When starting out, with C3 it's natural to use
run to try things out. For larger projects, the built-in build system is instead recommended.
By default the compiler is compiling stand-alone files to output an executable binary.
c3c <file1> <file2> <file3>
The run command works same as compilation, but also immediately runs the resulting executable.
c3c run <file1> <file2> <file3>
Common additional parameters
--lib <path> add a library to search.
--output <path> override the output directory.
--path <path> execute as if standing at
c3c init <project_name> [optional path].
Create a new project structure in the current directory.
--template to select a template. The following are built in:
default- the default template, produces an executable.
lib- template for producing a library.
staticlib- template for producing a static library.
It is also possible to give the path to a custom template.
--template <path> indicate an alternative template to use.
c3c init hello_world will create the following structure:
$ tree . . └── hello_world ├── LICENSE ├── README.md ├── build ├── docs │ ├── about.md │ └── src │ └── index.html ├── lib ├── project.toml ├── resources ├── src │ └── hello_world │ └── main.c3 └── test └── hello_world
Build the project in the current path.
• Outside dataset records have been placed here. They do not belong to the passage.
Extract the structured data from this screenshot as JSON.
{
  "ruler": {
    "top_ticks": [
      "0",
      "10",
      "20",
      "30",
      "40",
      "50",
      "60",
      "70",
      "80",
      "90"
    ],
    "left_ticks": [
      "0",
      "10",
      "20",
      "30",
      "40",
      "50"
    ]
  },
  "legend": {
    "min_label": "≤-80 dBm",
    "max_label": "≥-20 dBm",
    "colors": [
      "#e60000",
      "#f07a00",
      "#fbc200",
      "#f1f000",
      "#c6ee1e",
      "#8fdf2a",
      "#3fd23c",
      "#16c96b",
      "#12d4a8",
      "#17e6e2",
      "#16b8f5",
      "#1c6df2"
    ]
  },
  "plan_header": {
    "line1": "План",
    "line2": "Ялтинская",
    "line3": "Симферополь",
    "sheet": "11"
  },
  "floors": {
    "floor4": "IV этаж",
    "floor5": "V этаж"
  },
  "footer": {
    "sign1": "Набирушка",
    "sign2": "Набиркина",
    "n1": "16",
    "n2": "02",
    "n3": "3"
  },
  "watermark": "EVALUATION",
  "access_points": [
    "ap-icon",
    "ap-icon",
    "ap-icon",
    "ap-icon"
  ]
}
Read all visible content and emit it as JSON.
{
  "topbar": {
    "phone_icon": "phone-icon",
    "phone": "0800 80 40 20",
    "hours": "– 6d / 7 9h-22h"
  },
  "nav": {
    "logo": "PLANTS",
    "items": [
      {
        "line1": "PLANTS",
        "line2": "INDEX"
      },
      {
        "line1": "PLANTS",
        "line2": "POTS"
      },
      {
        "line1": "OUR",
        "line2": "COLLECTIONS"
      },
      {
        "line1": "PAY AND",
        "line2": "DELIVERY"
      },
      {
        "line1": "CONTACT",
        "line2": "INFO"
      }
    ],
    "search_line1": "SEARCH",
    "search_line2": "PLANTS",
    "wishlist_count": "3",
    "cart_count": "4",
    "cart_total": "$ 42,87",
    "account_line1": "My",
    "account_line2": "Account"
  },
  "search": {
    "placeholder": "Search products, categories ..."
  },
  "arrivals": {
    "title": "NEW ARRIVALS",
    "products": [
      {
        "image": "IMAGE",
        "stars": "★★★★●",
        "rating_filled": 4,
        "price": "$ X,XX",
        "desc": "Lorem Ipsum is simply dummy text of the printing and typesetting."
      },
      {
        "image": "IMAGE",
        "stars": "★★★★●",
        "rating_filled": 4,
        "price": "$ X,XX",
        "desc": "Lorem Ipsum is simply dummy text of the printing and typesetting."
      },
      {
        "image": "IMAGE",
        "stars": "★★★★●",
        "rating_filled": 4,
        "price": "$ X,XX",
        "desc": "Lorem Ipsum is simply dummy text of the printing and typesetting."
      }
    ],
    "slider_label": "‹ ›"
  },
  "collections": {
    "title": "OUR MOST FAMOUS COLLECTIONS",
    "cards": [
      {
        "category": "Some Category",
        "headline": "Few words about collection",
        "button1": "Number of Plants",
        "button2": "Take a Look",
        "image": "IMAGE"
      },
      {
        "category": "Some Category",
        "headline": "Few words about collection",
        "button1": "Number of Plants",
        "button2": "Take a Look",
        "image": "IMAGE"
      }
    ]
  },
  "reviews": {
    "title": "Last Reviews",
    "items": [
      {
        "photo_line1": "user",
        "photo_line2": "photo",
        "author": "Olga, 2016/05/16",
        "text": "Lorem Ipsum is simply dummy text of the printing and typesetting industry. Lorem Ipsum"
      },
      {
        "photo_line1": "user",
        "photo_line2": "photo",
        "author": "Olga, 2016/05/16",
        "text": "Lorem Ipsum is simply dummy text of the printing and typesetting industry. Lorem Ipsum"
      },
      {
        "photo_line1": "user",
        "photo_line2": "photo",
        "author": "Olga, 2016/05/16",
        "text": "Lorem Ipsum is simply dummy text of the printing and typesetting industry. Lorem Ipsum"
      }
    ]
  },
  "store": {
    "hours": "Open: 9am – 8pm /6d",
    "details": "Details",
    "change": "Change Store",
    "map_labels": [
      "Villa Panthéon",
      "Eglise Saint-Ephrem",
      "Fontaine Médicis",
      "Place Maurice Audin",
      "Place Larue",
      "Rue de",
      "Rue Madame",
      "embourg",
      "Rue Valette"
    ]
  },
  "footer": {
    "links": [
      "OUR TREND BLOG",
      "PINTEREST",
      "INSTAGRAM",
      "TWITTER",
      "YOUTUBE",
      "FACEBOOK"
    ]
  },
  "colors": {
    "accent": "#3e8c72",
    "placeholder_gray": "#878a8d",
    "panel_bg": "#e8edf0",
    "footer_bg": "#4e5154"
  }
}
It doesn't matter where in the project structure you are.
The built in templates define two targets:
debug (which is the default) and
Build the target (if needed) and run the executable.
Clean, build and run the target.
Clean, build and package the target.
Rebuilds the documentation.
Runs benchmarks on a target.